Around 18 per cent of the total complaints registered during April-November 2017 with the National Consumer Helpline (NCH), which has been set up by the Department of Consumer Affairs, were related to the e-commerce sector, Minister of State for Commerce and Industry C R Chaudhary has said in Parliament.
“(The) e-commerce sector contributed around 18 per cent of the total complaints/ dockets registered at NCH in the current year 2017-18,” Chaudhary told the Lok Sabha on January 1. The number of complaints against the e-commerce companies have been rising since 2014-15.
During the April-November period of 2017, the number of complaints filed related to e-commerce sector were 54,114. This was higher than the total number of complaints filed during the corresponding period of 2016-17. The total number of e-commerce sector complaints filed during 2016-17 and 2015-16 were 54,872 and 28, 331, respectively. During 2014-15, the number of complaints related to e-commerce sector were only 16,919.
The NCH was established in partnership with 225 companies under a convergence programme for speedy redressal of grievances. Around 58 e-commerce companies are also part of the NCH as “convergence partners”. Consumer grievances addressed to the NCH are redressed by forwarding the complaints to concerned departments and the companies and constant monitoring the progress in their redressal.
“This is the alternate grievance redressal method, and is a completely voluntary initiative taken up by these companies. As part of this ‘convergence’ programme, NCH forwards/gives access to the individual convergence company to address/redress these complaints as per the company’s own internal grievance handling system.
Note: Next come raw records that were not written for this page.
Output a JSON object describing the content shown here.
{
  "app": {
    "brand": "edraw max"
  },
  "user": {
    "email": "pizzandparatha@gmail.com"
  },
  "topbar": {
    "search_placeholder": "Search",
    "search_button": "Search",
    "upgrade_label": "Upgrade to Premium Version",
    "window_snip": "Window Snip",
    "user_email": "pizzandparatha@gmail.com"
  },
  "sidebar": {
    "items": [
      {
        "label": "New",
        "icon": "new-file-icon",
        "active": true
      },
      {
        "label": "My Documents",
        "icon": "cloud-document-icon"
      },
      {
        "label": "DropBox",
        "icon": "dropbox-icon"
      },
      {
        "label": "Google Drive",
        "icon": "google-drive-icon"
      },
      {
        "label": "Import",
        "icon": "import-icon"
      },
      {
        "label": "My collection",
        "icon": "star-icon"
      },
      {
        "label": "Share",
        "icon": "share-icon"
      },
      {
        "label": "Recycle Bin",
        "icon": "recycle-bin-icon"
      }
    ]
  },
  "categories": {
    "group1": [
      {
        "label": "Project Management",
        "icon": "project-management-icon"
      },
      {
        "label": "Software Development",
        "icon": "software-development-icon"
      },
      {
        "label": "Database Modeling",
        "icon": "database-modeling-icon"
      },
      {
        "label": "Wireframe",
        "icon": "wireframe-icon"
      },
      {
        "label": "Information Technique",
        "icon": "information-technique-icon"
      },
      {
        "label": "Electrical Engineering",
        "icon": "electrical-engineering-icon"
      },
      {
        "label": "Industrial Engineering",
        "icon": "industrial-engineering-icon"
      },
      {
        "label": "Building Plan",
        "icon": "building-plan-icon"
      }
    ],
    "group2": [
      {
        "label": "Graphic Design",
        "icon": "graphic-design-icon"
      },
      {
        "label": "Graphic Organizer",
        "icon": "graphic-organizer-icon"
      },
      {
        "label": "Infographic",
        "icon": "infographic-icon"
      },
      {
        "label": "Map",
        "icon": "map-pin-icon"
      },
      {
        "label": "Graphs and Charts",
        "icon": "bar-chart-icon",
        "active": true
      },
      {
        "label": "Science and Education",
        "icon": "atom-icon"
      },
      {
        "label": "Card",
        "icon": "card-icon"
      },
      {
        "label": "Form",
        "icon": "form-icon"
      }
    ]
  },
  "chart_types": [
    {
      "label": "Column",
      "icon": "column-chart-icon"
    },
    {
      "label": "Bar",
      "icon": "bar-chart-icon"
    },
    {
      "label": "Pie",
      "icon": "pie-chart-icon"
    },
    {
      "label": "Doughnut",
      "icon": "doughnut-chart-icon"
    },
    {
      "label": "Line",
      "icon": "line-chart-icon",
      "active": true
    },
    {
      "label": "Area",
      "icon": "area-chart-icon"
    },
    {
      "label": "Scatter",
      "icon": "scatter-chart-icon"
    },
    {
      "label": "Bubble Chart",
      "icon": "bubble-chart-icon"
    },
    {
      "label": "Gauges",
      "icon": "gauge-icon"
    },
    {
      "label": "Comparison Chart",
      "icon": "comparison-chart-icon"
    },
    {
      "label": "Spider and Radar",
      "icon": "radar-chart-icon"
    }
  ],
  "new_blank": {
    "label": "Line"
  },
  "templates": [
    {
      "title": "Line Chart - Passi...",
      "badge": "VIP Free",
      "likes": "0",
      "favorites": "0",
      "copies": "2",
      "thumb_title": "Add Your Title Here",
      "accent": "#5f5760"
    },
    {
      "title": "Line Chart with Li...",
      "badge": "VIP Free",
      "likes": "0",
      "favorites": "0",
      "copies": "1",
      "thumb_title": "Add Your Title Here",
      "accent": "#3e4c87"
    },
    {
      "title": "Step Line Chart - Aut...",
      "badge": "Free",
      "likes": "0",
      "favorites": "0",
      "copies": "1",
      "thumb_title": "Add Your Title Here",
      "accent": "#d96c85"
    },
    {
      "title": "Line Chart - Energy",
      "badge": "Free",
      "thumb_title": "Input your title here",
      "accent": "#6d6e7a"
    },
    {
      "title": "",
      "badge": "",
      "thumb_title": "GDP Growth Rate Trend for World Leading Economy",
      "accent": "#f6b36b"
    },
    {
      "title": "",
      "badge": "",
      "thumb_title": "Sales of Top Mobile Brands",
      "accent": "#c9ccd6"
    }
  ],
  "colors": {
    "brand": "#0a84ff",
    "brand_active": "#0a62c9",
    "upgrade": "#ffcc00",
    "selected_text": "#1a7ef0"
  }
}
The redressal provided is communicated to the customer as well as to NCH by the company… Complaints regarding those companies which have not partnered with NCH are forwarded by NCH to the company for redressal,” Chaudhary added.
Last week, the government introduced the Consumer Protection Bill, 2018, in Parliament, which will replace the existing 31-year old Consumer Protection Act. The Bill proposes a Central Consumer Protection Authority, which will be an executive agency to provide relief to consumers against unfair trade practices and misleading advertisements. The authority will have the powers to penalise violators for non-compliance of its directions with six months imprisonment or Rs 25 lakh fine, or both.
The Bill also provides for simplification of consumer disputes adjudication process for faster disposal of grievances through filing of complaints by a consumer from his place of residence, e-filing and video conferencing for hearing. The Bill has a provision that allows the Centre to regulate e-commerce and direct selling.